| Work to complete |
Apart from the pictures, please restate every entry below exactly.

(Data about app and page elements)
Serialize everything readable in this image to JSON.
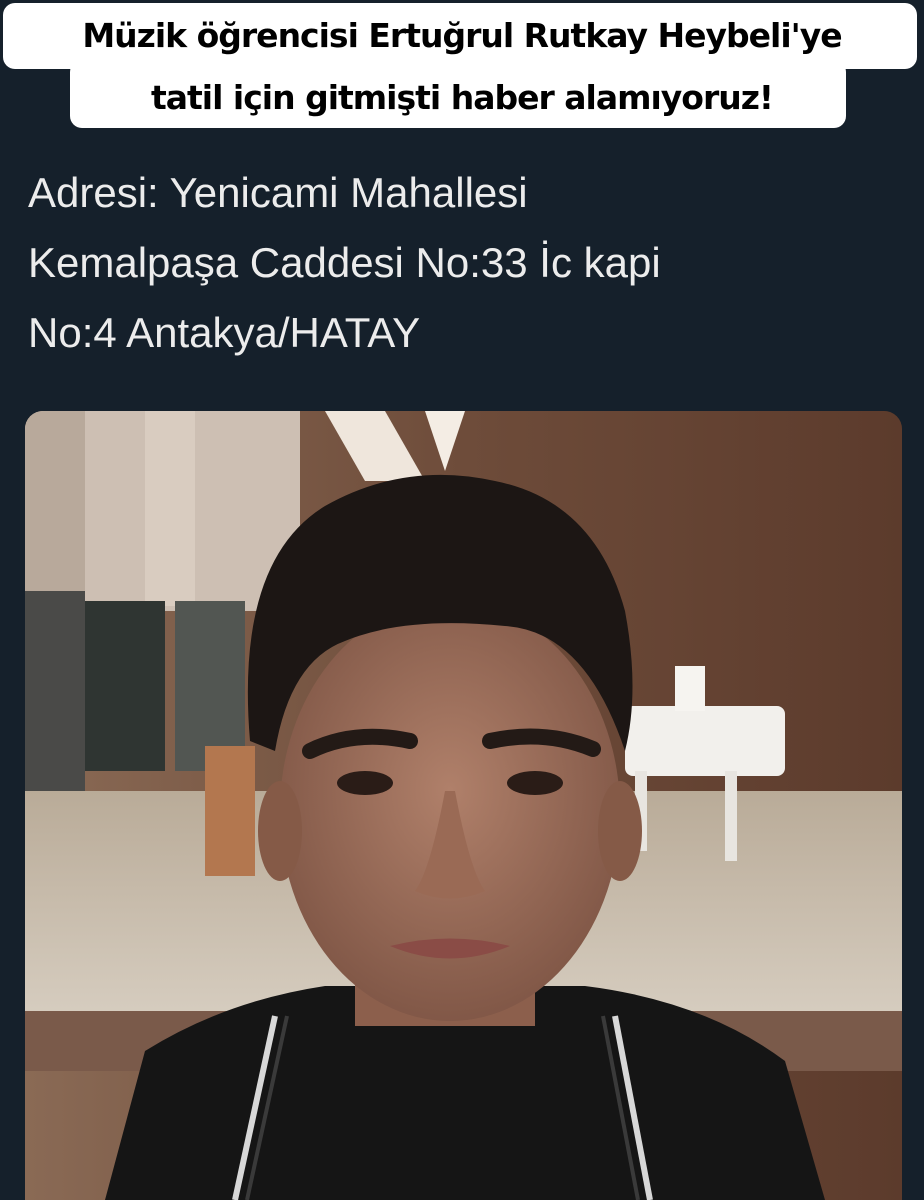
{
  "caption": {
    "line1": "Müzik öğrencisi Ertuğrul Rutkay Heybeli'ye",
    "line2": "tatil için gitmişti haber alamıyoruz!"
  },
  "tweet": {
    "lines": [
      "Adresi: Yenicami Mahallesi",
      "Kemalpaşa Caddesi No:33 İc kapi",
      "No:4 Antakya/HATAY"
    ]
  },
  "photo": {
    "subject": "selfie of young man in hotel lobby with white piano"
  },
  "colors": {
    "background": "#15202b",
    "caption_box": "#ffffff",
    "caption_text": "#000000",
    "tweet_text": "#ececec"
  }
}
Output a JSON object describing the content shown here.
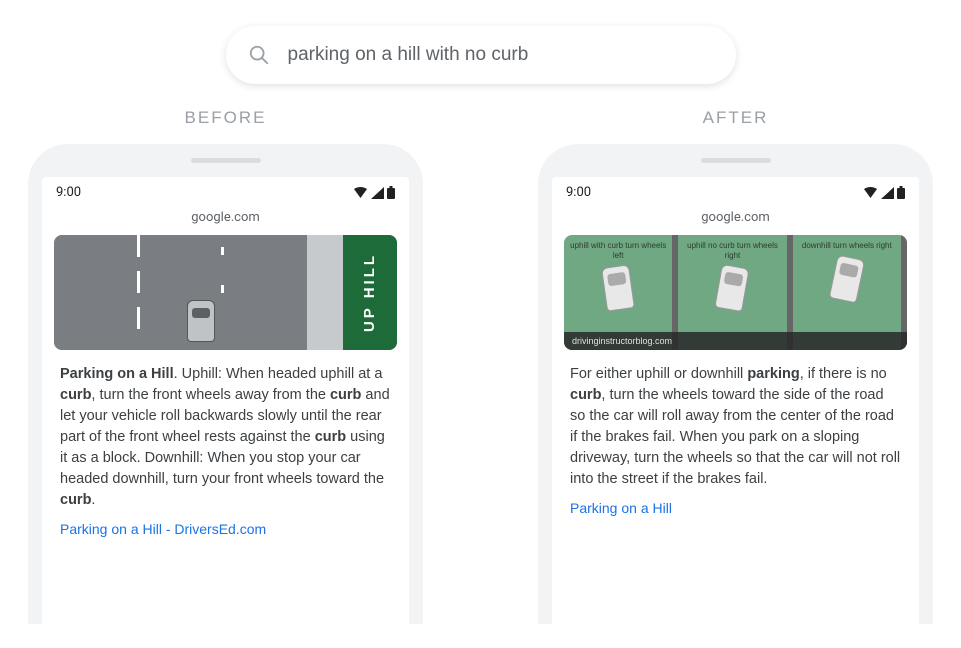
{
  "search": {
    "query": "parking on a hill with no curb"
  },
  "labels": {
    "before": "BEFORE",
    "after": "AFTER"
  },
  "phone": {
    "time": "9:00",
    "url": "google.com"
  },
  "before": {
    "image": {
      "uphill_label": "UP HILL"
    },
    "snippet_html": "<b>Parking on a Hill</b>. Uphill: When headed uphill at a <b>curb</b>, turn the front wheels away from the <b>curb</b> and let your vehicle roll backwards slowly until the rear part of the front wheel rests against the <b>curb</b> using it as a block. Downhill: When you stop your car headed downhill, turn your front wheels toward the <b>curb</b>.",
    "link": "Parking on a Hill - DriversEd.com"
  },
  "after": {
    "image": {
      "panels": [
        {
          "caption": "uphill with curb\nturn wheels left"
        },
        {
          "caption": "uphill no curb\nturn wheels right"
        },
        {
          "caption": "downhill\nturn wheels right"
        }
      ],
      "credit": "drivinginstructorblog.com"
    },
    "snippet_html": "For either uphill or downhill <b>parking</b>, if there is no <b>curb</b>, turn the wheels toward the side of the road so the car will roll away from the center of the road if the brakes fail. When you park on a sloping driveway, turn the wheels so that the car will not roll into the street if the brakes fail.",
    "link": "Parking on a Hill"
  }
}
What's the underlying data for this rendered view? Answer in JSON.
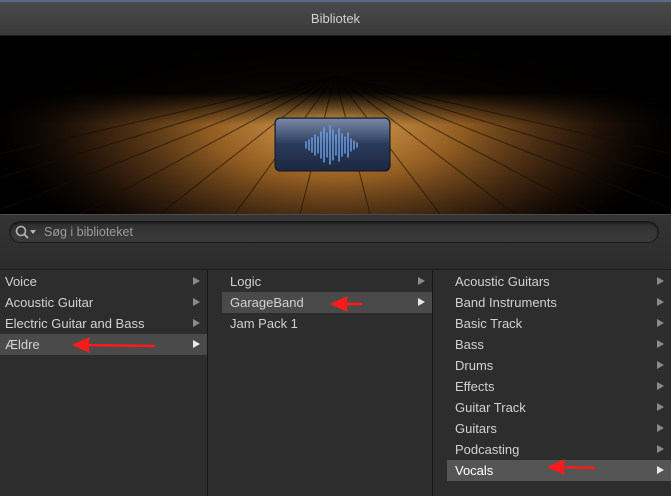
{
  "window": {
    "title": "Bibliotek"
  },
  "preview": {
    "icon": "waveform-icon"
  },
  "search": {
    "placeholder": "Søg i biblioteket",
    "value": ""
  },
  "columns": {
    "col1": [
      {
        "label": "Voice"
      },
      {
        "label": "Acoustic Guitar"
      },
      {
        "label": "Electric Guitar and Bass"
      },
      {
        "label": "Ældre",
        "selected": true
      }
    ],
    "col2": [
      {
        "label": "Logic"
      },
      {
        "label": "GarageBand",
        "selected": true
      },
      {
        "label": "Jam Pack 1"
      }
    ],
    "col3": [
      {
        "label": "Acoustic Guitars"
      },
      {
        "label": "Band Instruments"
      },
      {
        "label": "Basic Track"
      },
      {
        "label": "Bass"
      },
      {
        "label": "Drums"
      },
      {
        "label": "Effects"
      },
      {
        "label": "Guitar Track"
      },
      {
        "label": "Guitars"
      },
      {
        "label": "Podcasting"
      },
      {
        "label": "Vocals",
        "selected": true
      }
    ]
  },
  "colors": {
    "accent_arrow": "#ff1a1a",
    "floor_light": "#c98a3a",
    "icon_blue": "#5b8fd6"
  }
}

| Exercise response |
Serialize everything readable in this image to JSON.
{
  "caption": {
    "line1": "Müzik öğrencisi Ertuğrul Rutkay Heybeli'ye",
    "line2": "tatil için gitmişti haber alamıyoruz!"
  },
  "tweet": {
    "lines": [
      "Adresi: Yenicami Mahallesi",
      "Kemalpaşa Caddesi No:33 İc kapi",
      "No:4 Antakya/HATAY"
    ]
  },
  "photo": {
    "subject": "selfie of young man in hotel lobby with white piano"
  },
  "colors": {
    "background": "#15202b",
    "caption_box": "#ffffff",
    "caption_text": "#000000",
    "tweet_text": "#ececec"
  }
}
Output a JSON object describing the content shown here.
{
  "search": {
    "query": "parking on a hill with no curb"
  },
  "labels": {
    "before": "BEFORE",
    "after": "AFTER"
  },
  "phone": {
    "time": "9:00",
    "url": "google.com"
  },
  "before": {
    "image": {
      "uphill_label": "UP HILL"
    },
    "snippet_html": "<b>Parking on a Hill</b>. Uphill: When headed uphill at a <b>curb</b>, turn the front wheels away from the <b>curb</b> and let your vehicle roll backwards slowly until the rear part of the front wheel rests against the <b>curb</b> using it as a block. Downhill: When you stop your car headed downhill, turn your front wheels toward the <b>curb</b>.",
    "link": "Parking on a Hill - DriversEd.com"
  },
  "after": {
    "image": {
      "panels": [
        {
          "caption": "uphill with curb\nturn wheels left"
        },
        {
          "caption": "uphill no curb\nturn wheels right"
        },
        {
          "caption": "downhill\nturn wheels right"
        }
      ],
      "credit": "drivinginstructorblog.com"
    },
    "snippet_html": "For either uphill or downhill <b>parking</b>, if there is no <b>curb</b>, turn the wheels toward the side of the road so the car will roll away from the center of the road if the brakes fail. When you park on a sloping driveway, turn the wheels so that the car will not roll into the street if the brakes fail.",
    "link": "Parking on a Hill"
  }
}
What's the underlying data for this rendered view? Answer in JSON.
{
  "window": {
    "title": "Bibliotek"
  },
  "preview": {
    "icon": "waveform-icon"
  },
  "search": {
    "placeholder": "Søg i biblioteket",
    "value": ""
  },
  "columns": {
    "col1": [
      {
        "label": "Voice"
      },
      {
        "label": "Acoustic Guitar"
      },
      {
        "label": "Electric Guitar and Bass"
      },
      {
        "label": "Ældre",
        "selected": true
      }
    ],
    "col2": [
      {
        "label": "Logic"
      },
      {
        "label": "GarageBand",
        "selected": true
      },
      {
        "label": "Jam Pack 1"
      }
    ],
    "col3": [
      {
        "label": "Acoustic Guitars"
      },
      {
        "label": "Band Instruments"
      },
      {
        "label": "Basic Track"
      },
      {
        "label": "Bass"
      },
      {
        "label": "Drums"
      },
      {
        "label": "Effects"
      },
      {
        "label": "Guitar Track"
      },
      {
        "label": "Guitars"
      },
      {
        "label": "Podcasting"
      },
      {
        "label": "Vocals",
        "selected": true
      }
    ]
  },
  "colors": {
    "accent_arrow": "#ff1a1a",
    "floor_light": "#c98a3a",
    "icon_blue": "#5b8fd6"
  }
}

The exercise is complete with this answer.